One day after stunningly bullish crude oil draw oil seems to be suffering from the QE blues. In the aftermath of the Fed minutes traders were disappointed that the Fed seems more split on another round of QE easing. Many believed that the printing presses were being filled with ink getting ready to roll but the rising concerns over the wisdom of that policy in the here and now seemed to suggest that the odds of a quick printing fix is less likely as opposed to more likely.

Forget the fact that the Energy Information Agency weekly petroleum status report showed a draw of 4.7 million barrels. After the Fed minutes that was old news. Perhaps the fact that we saw a much larger than expected build in products may have come into play at some point despite a splash of refinery issues may have influenced price as well. The EIA showed that total motor gasoline inventories increased by 2.8 million barrels last week and distillate fuel inventories increased by 3.1 million barrels last week. Total commercial petroleum inventories increased by 3.0 million barrels last week. Yet at the end of the day The Fed minutes seemed to influence most markets.

At the same time Brent crude is back below $100 a barrel as the Norway strike was averted and a sense that geo-political risk has been lowered just a bit because of the lack of proactive headlines. There is alo the sense that Europe's economy will continue to contract and without the Fed and their magical printing press demand for Brent crude is bound to fall. Not even a surprise rate cut from South Korea seems to be enough to rekindle rate cuts.
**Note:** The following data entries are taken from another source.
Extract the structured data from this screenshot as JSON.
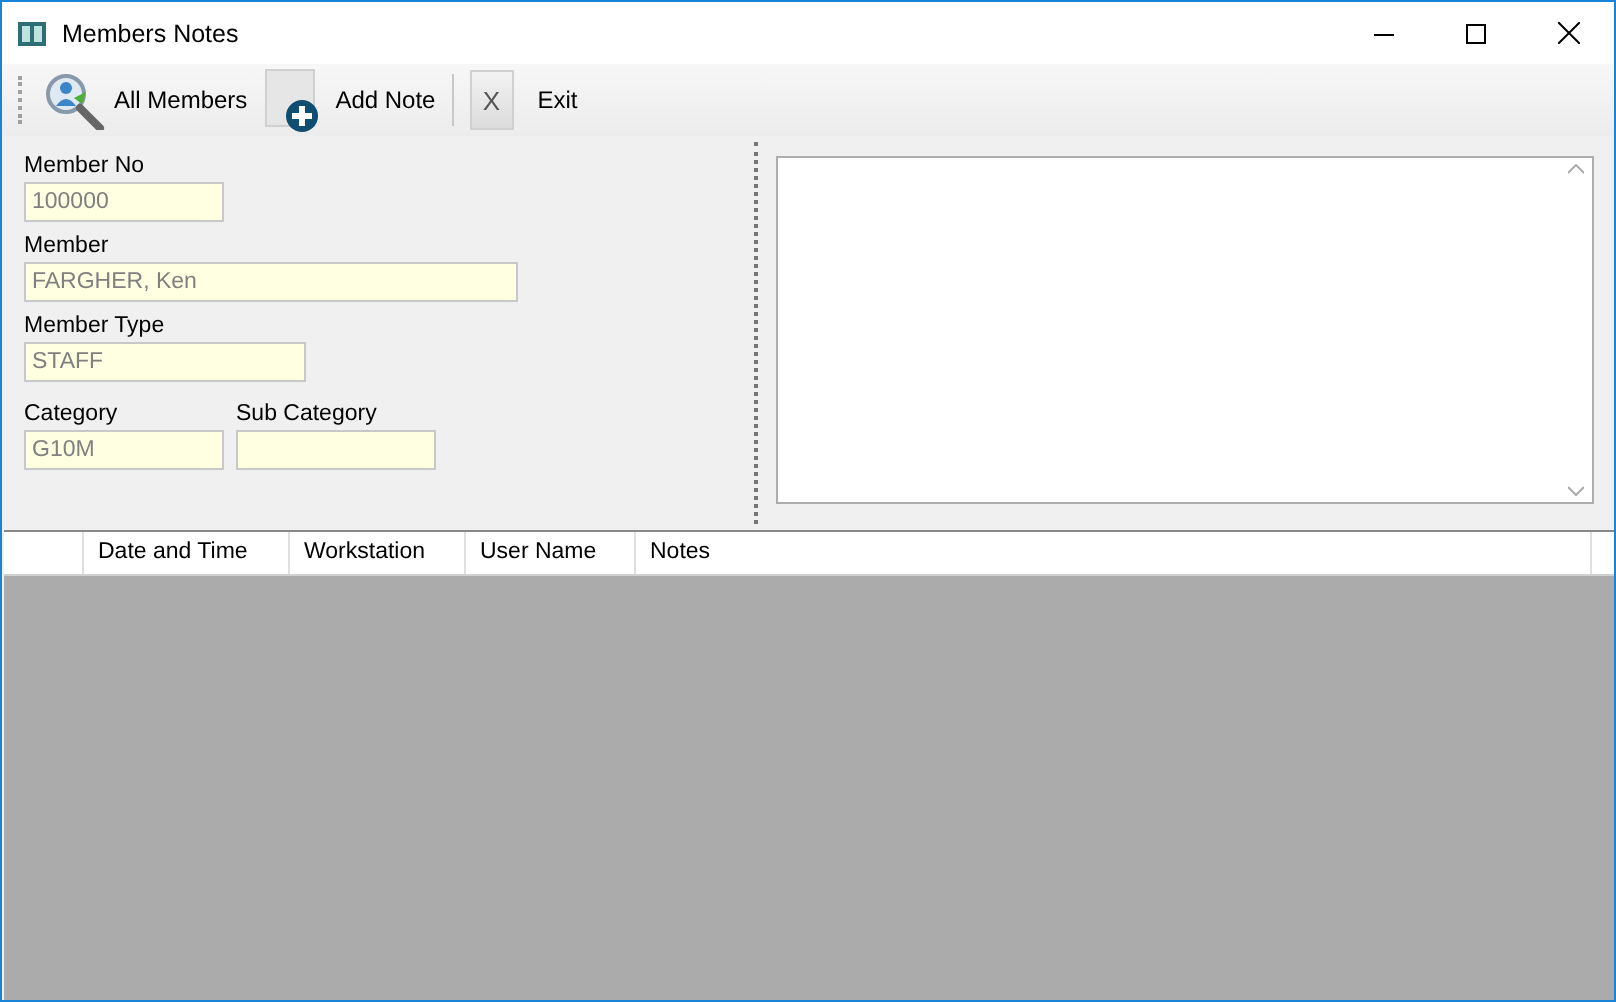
{
  "window": {
    "title": "Members Notes"
  },
  "toolbar": [
    {
      "kind": "search",
      "label": "All Members"
    },
    {
      "kind": "add",
      "label": "Add Note"
    },
    {
      "kind": "exit",
      "icon_text": "X",
      "label": "Exit"
    }
  ],
  "form": {
    "fields": [
      {
        "label": "Member No",
        "value": "100000"
      },
      {
        "label": "Member",
        "value": "FARGHER, Ken"
      },
      {
        "label": "Member Type",
        "value": "STAFF"
      }
    ],
    "pair": [
      {
        "label": "Category",
        "value": "G10M"
      },
      {
        "label": "Sub Category"
      }
    ]
  },
  "table": {
    "columns": [
      "Date and Time",
      "Workstation",
      "User Name",
      "Notes"
    ]
  }
}
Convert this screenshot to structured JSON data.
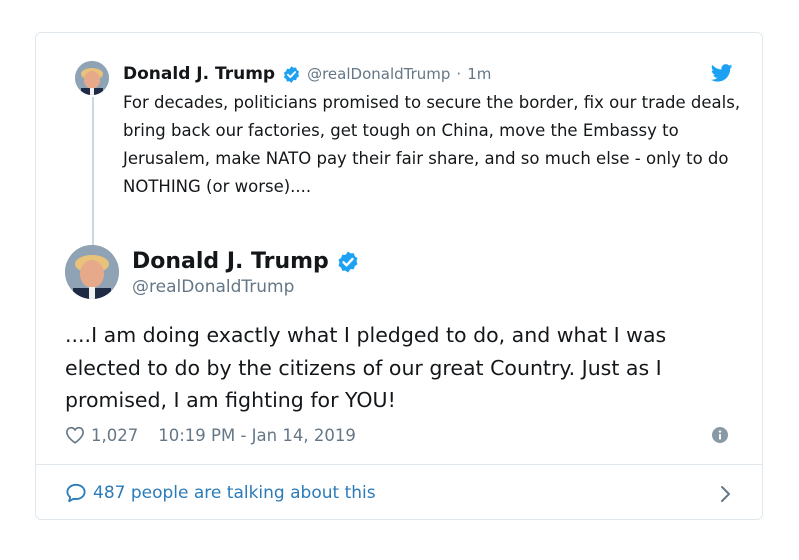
{
  "colors": {
    "verified_blue": "#1da1f2",
    "link_blue": "#2b7bb9",
    "muted_gray": "#657786",
    "border": "#e1e8ed"
  },
  "parent_tweet": {
    "author_name": "Donald J. Trump",
    "handle": "@realDonaldTrump",
    "separator": "·",
    "time": "1m",
    "avatar_icon": "profile-photo",
    "verified_icon": "verified-badge-icon",
    "platform_icon": "twitter-bird-icon",
    "text": "For decades, politicians promised to secure the border, fix our trade deals, bring back our factories, get tough on China, move the Embassy to Jerusalem, make NATO pay their fair share, and so much else - only to do NOTHING (or worse)...."
  },
  "main_tweet": {
    "author_name": "Donald J. Trump",
    "handle": "@realDonaldTrump",
    "avatar_icon": "profile-photo",
    "verified_icon": "verified-badge-icon",
    "text": "....I am doing exactly what I pledged to do, and what I was elected to do by the citizens of our great Country. Just as I promised, I am fighting for YOU!",
    "like_icon": "heart-icon",
    "like_count": "1,027",
    "timestamp": "10:19 PM - Jan 14, 2019",
    "info_icon": "info-icon"
  },
  "footer": {
    "talking_icon": "speech-bubble-icon",
    "talking_label": "487 people are talking about this",
    "chevron_icon": "chevron-right-icon"
  }
}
To all the clients of PFGBest, I will do my best to keep you informed of developments surrounding the bankruptcy. Today's Wall Street Journal wrote Futures-brokerage firm Peregrine Financial Group Inc., or PFGBest, filed to liquidate under Chapter 7 of the U.S. bankruptcy code on Tuesday, leaving customers wondering about the fate of their funds. Although customers may get a quick return of some assets, the liquidation process can be confusing and lengthy. Here are answers to some questions about customers' money.
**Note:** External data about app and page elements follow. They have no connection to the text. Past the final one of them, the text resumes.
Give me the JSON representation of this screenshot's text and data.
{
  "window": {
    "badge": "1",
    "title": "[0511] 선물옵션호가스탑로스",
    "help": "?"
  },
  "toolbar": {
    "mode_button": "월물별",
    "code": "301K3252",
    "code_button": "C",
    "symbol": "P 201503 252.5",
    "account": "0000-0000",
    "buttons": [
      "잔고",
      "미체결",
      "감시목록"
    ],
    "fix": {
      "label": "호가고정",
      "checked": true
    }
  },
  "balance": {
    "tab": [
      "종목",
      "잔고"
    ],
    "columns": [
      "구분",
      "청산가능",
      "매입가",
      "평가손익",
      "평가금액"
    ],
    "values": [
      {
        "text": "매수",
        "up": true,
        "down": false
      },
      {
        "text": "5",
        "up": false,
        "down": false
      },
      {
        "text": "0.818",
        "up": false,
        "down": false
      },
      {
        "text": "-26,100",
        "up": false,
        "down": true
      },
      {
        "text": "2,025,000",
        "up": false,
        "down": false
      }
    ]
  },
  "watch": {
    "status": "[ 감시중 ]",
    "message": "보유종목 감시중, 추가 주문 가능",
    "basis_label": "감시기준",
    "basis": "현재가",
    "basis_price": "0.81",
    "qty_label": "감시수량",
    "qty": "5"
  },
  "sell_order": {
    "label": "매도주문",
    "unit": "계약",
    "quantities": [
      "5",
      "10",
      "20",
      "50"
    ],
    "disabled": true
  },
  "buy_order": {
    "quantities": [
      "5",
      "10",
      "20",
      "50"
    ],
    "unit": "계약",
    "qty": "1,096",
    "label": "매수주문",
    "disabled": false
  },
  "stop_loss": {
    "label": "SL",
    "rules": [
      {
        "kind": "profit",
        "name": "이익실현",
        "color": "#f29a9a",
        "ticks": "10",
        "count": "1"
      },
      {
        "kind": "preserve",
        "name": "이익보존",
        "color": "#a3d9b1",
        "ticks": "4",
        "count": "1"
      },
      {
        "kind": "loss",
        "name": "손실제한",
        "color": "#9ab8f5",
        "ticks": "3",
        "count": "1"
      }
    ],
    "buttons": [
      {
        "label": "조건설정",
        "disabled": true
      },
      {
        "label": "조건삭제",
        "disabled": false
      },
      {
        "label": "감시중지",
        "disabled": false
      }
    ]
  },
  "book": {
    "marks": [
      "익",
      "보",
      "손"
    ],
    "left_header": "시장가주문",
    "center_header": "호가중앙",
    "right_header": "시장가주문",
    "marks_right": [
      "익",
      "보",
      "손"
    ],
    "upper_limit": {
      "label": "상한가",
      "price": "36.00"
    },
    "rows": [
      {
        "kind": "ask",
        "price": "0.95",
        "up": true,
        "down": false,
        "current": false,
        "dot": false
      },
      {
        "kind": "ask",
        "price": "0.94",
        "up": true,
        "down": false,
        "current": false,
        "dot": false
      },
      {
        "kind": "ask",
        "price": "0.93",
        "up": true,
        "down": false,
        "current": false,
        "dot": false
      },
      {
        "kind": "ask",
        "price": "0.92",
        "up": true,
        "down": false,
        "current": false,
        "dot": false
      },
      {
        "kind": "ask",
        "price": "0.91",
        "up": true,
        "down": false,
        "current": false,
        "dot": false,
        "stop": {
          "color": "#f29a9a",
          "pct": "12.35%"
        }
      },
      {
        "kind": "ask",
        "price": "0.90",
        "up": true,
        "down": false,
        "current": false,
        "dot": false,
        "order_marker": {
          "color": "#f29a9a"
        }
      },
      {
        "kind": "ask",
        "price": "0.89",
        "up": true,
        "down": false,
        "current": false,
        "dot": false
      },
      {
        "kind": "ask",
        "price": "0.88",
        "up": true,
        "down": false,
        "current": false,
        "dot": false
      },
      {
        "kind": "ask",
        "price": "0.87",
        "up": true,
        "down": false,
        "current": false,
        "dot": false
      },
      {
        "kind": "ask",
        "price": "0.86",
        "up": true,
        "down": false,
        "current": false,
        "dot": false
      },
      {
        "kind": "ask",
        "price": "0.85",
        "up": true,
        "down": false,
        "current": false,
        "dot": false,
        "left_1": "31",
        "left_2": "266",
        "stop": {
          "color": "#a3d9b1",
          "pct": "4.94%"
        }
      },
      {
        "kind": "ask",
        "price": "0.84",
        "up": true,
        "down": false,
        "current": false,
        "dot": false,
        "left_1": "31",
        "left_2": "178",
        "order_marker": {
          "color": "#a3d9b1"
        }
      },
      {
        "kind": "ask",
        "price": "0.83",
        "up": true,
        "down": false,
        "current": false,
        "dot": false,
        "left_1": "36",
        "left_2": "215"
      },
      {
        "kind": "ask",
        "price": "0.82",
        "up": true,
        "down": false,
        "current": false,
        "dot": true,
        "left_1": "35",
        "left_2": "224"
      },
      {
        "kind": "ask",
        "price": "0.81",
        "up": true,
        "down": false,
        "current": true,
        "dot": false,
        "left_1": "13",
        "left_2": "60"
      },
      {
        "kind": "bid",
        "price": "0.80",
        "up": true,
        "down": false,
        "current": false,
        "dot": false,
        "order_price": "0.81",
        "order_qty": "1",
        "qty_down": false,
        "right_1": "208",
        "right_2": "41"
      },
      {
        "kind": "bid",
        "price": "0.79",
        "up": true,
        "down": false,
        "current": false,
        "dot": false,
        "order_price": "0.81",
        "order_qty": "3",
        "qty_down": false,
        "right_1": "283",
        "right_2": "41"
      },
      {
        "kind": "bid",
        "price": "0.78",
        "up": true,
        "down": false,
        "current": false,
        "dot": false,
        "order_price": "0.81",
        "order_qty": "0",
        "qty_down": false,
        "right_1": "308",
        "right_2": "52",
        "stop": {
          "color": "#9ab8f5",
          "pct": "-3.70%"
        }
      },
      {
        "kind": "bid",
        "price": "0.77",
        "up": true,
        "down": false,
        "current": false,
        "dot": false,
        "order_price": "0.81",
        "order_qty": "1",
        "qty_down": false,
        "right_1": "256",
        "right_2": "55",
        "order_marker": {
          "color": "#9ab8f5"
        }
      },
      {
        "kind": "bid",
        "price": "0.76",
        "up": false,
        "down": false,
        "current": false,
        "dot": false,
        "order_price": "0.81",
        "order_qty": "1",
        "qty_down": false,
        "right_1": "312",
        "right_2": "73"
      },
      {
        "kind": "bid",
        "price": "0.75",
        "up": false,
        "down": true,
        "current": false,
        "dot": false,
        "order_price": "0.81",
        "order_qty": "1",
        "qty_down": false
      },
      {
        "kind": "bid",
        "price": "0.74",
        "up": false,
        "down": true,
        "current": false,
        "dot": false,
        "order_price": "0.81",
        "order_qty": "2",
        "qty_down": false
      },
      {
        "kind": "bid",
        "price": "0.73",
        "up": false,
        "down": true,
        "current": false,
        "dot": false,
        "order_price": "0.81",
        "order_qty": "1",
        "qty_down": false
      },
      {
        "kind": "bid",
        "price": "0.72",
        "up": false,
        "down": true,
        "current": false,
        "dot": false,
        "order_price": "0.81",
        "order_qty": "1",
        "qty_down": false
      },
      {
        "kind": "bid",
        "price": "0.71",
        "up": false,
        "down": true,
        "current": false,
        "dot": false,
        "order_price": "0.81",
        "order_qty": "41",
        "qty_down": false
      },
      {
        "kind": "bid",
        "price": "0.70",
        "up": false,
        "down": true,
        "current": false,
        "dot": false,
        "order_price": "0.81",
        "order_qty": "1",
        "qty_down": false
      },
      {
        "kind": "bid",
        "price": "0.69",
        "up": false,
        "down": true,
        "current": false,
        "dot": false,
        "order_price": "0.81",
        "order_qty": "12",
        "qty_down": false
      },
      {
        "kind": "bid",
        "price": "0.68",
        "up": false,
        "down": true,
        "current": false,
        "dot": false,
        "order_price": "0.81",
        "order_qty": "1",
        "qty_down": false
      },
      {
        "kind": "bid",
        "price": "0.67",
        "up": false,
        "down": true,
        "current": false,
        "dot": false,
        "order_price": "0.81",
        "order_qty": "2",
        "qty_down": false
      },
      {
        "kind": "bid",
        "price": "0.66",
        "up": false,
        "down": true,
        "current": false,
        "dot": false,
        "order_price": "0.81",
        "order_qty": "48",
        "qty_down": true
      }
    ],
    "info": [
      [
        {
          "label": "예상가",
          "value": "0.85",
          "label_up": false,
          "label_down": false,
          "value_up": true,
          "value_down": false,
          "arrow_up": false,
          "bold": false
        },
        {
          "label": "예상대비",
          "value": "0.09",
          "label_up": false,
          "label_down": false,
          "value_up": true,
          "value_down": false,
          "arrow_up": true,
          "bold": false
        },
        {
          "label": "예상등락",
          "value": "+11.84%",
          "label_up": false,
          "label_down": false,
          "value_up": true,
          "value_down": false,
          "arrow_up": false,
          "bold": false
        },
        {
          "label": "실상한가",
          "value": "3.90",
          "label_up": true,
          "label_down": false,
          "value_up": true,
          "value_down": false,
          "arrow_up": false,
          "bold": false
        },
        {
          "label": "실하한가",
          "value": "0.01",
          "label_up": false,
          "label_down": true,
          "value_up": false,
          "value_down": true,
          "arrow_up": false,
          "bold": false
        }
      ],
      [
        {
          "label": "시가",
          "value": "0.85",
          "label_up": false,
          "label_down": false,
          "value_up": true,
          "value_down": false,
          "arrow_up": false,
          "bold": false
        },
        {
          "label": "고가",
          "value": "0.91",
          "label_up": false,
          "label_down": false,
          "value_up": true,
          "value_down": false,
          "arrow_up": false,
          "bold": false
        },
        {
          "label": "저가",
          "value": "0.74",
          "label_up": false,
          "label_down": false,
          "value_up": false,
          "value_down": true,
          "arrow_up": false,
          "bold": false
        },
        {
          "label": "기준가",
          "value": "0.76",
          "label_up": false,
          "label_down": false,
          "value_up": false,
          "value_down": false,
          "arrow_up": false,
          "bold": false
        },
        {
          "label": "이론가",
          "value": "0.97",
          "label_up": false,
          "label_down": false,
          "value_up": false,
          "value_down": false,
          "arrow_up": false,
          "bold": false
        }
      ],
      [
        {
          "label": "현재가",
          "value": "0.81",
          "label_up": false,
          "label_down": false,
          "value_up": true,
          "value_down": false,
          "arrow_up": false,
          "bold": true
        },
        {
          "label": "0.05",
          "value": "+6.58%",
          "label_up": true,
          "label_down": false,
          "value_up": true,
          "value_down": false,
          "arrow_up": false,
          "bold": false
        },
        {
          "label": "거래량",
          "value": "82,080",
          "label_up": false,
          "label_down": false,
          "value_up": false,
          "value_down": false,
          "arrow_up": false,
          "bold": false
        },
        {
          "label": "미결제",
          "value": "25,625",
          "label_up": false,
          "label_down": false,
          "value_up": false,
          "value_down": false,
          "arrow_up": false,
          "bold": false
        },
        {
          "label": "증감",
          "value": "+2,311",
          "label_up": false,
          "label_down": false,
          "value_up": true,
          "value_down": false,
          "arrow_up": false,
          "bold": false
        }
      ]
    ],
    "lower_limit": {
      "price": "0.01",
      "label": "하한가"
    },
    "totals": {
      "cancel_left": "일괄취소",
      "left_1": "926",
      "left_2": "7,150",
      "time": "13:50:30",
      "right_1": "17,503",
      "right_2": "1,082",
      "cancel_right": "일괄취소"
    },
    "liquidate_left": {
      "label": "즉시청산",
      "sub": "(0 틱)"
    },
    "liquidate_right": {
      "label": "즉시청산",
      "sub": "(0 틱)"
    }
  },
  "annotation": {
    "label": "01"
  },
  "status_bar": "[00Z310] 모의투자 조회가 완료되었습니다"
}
Q: How much money is missing?

Regulators currently believe there is a shortfall in customer funds of roughly $215 million.
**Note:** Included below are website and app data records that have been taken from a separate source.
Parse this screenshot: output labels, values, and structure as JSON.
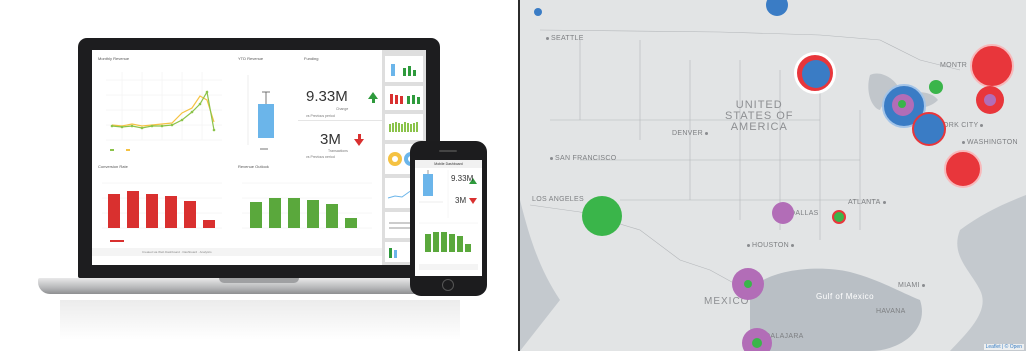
{
  "dashboard": {
    "panel_titles": {
      "monthly_revenue": "Monthly Revenue",
      "ytd_revenue": "YTD Revenue",
      "funding": "Funding",
      "conversion": "Conversion Rate",
      "revenue_outlook": "Revenue Outlook"
    },
    "kpi_top": {
      "value": "9.33M",
      "label": "Change",
      "note": "vs Previous period"
    },
    "kpi_bottom": {
      "value": "3M",
      "label": "Transactions",
      "note": "vs Previous period"
    },
    "footer": "Created via Web Dashboard · Dashboard · Analytics",
    "colors": {
      "green": "#2e9a3c",
      "red": "#d9302f",
      "blue": "#4a90d9",
      "line": "#8bc34a"
    }
  },
  "phone": {
    "title": "Mobile Dashboard",
    "kpi_top": "9.33M",
    "kpi_bottom": "3M"
  },
  "map": {
    "country_label": "UNITED\nSTATES OF\nAMERICA",
    "cities": {
      "seattle": "SEATTLE",
      "san_francisco": "SAN FRANCISCO",
      "los_angeles": "LOS ANGELES",
      "denver": "DENVER",
      "dallas": "DALLAS",
      "houston": "HOUSTON",
      "atlanta": "ATLANTA",
      "washington": "WASHINGTON",
      "new_york": "YORK CITY",
      "montreal": "MONTR",
      "miami": "MIAMI",
      "havana": "HAVANA",
      "guadalajara": "GUADALAJARA",
      "mexico": "MEXICO"
    },
    "gulf_label": "Gulf of Mexico",
    "attribution": "Leaflet | © Open",
    "colors": {
      "red": "#e8363b",
      "blue": "#3a7cc5",
      "green": "#3ab54a",
      "purple": "#b26db7",
      "land": "#e2e4e5",
      "water": "#b8bec4"
    }
  }
}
Q: Will customers get their money back?

Any money the trustee determines is still in segregated accounts-accounts specifically designed to hold customers' funds-can be distributed quickly, potentially in just a few days, said bankruptcy experts.

But a shortfall in segregated funds could mean losses for customers if the money isn't found.

Q: How do customers get money back?

In a futures-brokerage bankruptcy, a trustee is appointed to return segregated customer funds. The trustee also collects and liquidates company assets and distributes the proceeds, subject to court approval.

Q: Are there any other resources for customers?

CME Group said Wednesday that family farmers and ranchers with assets caught up in the brokerage's collapse will be eligible to draw upon the exchange operator's new insurance fund. The fund provides up to $25,000 per account to customers that suffer losses from the insolvency of a futures brokerage.

Q: What about open positions in futures and options that haven't been settled?

When commodity brokers fail, open trading positions are often transferred to other brokerages. But in this case, those positions have already been liquidated by Jefferies Group Inc., JEF +1.69% which served as PFGBest's clearinghouse. Jefferies on Wednesday said PFGBest-related cash of roughly $125 million will remain in fully segregated accounts until disbursement is directed by regulators.
Q: What do the company's assets and liabilities mean for customers?

PFGBest said in its bankruptcy filing that its assets are between $500 million and $1 billion, and its liabilities are between $100 million to $500 million. If assets are in fact greater than liabilities, brokerage customers may have access to those assets before other creditors, bankruptcy experts say.

A bankruptcy judge would approve distribution of assets outside of segregated funds. Depending on the complexity of the case, that distribution could take months or even years, experts say. A criminal investigation, under way in this situation, could also delay any distributions.

Q: How does this matter differ from MF Global?

A: MF Global Holdings Ltd.'s MFGLQ 0.00% collapse in October resulted in a shortfall of roughly $1.6 billion in customer funds. Nine months later, customers have received about 80% of their U.S.-based funds as trustee James Giddens searches for more assets. Since PFGBest is a much smaller firm and believed to be less complex, it is possible that the bankruptcy case could proceed more quickly, experts say, but the timeline isn't known.

Q: Where is the money right now?

Regulators are currently trying to locate customer funds, which stood at over $400 million as of April, according to data compiled by the Commodity Futures Trading Commission.

Q: Where can one get further information?

A meeting of creditors is scheduled for Sept. 5, 2012, at the office of the U.S. Trustee in Chicago. Trustees in bankruptcy cases will typically distribute contact details and a website to direct customers and creditors but that hasn't happened yet

If you have any other questions please contact me at the Price Group at 888-264-5665 or email me at

Phil Flynn